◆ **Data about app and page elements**
__________
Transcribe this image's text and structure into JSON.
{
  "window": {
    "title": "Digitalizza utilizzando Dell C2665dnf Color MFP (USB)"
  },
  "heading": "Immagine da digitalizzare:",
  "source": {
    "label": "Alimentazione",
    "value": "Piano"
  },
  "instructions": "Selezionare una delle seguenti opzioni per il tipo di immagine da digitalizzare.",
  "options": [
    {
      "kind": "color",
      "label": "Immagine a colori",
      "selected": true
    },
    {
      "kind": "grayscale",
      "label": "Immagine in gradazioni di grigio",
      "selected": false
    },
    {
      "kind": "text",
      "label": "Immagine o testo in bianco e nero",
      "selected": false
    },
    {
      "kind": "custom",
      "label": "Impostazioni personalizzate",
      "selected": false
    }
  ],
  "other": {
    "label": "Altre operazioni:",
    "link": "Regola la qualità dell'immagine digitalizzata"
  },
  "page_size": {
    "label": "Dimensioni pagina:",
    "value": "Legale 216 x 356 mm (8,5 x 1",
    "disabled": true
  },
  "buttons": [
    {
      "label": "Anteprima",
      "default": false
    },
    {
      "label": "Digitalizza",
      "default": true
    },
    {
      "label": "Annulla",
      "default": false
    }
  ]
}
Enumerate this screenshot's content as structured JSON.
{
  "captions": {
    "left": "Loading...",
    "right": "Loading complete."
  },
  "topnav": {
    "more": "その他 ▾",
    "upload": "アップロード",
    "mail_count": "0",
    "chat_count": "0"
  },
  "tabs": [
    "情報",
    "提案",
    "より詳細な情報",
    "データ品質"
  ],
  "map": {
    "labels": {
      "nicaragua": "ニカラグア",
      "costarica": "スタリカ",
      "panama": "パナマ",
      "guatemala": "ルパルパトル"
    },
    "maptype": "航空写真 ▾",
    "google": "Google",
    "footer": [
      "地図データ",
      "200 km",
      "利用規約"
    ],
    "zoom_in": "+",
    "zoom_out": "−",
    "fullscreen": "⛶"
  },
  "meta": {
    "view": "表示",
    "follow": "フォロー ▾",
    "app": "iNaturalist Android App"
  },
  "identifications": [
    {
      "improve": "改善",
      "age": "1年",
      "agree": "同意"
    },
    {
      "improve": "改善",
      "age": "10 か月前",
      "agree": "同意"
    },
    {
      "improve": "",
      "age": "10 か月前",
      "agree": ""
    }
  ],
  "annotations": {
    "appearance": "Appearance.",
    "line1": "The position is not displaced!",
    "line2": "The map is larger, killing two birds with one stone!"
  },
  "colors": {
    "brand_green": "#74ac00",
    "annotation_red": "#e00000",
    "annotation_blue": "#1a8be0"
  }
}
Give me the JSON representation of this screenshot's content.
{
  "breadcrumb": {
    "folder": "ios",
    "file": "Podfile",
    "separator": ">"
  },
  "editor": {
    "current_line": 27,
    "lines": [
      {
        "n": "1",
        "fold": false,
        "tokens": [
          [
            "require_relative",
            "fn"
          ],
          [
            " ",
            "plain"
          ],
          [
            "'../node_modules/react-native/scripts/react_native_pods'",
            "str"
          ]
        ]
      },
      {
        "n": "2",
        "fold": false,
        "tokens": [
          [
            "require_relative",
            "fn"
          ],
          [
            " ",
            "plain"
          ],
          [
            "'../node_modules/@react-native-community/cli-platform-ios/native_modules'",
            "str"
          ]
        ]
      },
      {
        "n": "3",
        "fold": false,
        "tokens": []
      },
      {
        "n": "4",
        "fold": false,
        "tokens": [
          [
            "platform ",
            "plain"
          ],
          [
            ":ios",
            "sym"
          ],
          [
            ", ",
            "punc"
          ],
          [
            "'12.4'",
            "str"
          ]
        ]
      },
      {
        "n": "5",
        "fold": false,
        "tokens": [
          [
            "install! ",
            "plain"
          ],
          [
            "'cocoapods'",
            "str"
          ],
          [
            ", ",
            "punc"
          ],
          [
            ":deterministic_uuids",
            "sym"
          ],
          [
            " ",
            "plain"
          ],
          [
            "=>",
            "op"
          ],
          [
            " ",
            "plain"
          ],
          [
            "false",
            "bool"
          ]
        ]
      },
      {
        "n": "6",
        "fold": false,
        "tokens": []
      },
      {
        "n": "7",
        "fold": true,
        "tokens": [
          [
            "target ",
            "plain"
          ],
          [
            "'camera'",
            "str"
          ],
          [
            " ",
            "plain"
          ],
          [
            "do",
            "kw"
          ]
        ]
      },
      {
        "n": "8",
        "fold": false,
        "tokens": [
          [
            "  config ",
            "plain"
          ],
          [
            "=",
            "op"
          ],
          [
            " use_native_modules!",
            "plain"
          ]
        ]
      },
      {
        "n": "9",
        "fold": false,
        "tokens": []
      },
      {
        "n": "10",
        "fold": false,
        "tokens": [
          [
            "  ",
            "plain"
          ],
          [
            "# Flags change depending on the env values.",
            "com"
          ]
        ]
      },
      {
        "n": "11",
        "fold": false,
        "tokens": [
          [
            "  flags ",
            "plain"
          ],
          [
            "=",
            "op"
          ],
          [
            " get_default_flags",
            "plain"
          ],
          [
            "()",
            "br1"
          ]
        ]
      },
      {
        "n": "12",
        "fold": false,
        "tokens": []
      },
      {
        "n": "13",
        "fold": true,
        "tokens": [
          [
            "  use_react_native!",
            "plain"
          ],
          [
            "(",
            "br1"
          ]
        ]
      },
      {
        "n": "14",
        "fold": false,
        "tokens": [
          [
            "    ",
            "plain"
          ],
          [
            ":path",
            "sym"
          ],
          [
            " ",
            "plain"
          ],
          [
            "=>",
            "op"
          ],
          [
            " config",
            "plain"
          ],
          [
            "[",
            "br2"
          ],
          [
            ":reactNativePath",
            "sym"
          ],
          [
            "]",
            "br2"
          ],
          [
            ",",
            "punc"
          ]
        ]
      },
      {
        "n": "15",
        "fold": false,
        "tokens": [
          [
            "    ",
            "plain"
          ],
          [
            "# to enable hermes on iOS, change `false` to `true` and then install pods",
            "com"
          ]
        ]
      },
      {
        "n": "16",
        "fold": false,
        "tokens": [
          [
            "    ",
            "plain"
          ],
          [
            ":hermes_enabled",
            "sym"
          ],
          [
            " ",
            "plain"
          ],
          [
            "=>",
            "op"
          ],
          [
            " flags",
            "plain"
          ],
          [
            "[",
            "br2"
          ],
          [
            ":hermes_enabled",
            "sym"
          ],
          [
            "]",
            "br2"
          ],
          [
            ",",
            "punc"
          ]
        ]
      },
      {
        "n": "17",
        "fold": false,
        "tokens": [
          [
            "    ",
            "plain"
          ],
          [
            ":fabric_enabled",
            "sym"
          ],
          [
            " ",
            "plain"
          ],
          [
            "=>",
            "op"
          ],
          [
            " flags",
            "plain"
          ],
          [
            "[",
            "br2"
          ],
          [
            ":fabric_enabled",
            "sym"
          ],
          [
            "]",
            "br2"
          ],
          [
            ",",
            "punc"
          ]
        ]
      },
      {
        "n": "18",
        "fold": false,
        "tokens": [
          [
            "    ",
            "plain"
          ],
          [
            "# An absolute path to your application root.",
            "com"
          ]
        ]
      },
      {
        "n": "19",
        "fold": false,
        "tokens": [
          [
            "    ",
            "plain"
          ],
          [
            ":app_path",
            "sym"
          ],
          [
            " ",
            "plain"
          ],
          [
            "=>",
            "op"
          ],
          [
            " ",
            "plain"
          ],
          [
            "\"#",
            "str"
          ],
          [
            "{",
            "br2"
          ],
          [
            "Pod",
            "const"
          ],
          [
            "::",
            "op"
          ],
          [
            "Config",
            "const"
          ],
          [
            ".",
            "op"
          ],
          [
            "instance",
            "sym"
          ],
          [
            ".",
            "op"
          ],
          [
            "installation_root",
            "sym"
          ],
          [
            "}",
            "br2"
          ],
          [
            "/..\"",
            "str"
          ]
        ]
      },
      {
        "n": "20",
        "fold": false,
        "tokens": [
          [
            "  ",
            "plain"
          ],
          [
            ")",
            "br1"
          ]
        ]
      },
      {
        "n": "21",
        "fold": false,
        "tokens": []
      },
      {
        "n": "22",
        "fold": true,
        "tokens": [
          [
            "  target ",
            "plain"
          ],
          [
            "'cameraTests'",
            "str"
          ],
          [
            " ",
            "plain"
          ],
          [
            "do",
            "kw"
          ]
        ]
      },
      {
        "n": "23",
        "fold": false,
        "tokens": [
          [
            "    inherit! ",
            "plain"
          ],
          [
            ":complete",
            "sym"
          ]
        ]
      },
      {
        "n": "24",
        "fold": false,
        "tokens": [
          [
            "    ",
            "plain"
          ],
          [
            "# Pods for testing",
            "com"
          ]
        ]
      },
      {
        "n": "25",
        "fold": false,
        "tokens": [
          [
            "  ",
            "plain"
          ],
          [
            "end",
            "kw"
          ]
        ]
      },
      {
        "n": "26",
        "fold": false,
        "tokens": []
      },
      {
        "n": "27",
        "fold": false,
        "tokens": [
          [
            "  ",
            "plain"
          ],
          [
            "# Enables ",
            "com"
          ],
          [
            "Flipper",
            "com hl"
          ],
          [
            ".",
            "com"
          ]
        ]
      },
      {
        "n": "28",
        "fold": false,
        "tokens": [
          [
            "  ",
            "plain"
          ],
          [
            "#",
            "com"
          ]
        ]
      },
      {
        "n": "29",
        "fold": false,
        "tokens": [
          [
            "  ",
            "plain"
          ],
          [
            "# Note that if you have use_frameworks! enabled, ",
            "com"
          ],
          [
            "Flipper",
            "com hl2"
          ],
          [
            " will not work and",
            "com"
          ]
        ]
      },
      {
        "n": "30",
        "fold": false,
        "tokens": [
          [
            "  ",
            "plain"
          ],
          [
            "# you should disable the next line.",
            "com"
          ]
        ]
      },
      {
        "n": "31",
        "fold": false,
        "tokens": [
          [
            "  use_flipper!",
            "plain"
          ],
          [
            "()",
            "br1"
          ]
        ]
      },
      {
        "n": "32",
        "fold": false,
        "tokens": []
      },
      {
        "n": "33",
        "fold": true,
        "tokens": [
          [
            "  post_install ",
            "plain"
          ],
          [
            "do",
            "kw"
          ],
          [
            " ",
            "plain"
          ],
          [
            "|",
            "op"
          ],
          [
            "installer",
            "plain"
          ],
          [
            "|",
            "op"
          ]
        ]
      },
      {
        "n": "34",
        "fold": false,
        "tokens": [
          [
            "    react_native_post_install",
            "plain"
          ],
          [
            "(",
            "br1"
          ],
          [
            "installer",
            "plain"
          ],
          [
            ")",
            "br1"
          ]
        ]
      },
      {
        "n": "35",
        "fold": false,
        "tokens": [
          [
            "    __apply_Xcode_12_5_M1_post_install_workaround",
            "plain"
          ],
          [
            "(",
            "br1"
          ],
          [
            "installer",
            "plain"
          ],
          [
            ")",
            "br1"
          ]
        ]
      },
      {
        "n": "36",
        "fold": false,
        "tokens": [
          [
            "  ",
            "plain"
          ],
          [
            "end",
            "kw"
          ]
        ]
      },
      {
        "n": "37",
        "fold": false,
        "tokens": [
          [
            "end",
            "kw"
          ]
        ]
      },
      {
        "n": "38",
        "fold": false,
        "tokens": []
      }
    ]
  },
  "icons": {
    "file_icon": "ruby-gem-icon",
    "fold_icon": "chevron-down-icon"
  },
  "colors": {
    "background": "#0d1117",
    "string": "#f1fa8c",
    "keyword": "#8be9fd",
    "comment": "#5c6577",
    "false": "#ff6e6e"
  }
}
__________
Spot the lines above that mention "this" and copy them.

Transcribe this image's text and structure into JSON.
Enumerate this screenshot's content as structured JSON.
Give me the JSON representation of this screenshot's content.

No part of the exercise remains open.